Exercise brief:
Please copy out every line of the data word for word.

App and web page records:
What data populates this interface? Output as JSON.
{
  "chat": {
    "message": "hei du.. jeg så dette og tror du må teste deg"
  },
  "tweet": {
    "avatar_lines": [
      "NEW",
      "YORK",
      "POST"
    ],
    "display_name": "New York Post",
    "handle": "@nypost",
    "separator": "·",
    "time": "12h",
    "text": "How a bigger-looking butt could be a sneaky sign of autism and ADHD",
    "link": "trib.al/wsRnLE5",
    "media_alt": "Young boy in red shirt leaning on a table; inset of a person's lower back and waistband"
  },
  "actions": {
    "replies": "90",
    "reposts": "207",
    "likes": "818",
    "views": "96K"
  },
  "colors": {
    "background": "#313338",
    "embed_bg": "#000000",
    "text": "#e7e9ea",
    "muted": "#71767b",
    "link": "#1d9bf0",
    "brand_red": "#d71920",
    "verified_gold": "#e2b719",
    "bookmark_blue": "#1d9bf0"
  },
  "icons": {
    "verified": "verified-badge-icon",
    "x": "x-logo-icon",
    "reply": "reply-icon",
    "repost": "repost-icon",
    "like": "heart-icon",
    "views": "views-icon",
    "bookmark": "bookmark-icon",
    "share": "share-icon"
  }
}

Solution for this problem:
What data populates this interface? Output as JSON.
{
  "chat": {
    "message": "hei du.. jeg så dette og tror du må teste deg"
  },
  "tweet": {
    "avatar_lines": [
      "NEW",
      "YORK",
      "POST"
    ],
    "display_name": "New York Post",
    "handle": "@nypost",
    "separator": "·",
    "time": "12h",
    "text": "How a bigger-looking butt could be a sneaky sign of autism and ADHD",
    "link": "trib.al/wsRnLE5",
    "media_alt": "Young boy in red shirt leaning on a table; inset of a person's lower back and waistband"
  },
  "actions": {
    "replies": "90",
    "reposts": "207",
    "likes": "818",
    "views": "96K"
  },
  "colors": {
    "background": "#313338",
    "embed_bg": "#000000",
    "text": "#e7e9ea",
    "muted": "#71767b",
    "link": "#1d9bf0",
    "brand_red": "#d71920",
    "verified_gold": "#e2b719",
    "bookmark_blue": "#1d9bf0"
  },
  "icons": {
    "verified": "verified-badge-icon",
    "x": "x-logo-icon",
    "reply": "reply-icon",
    "repost": "repost-icon",
    "like": "heart-icon",
    "views": "views-icon",
    "bookmark": "bookmark-icon",
    "share": "share-icon"
  }
}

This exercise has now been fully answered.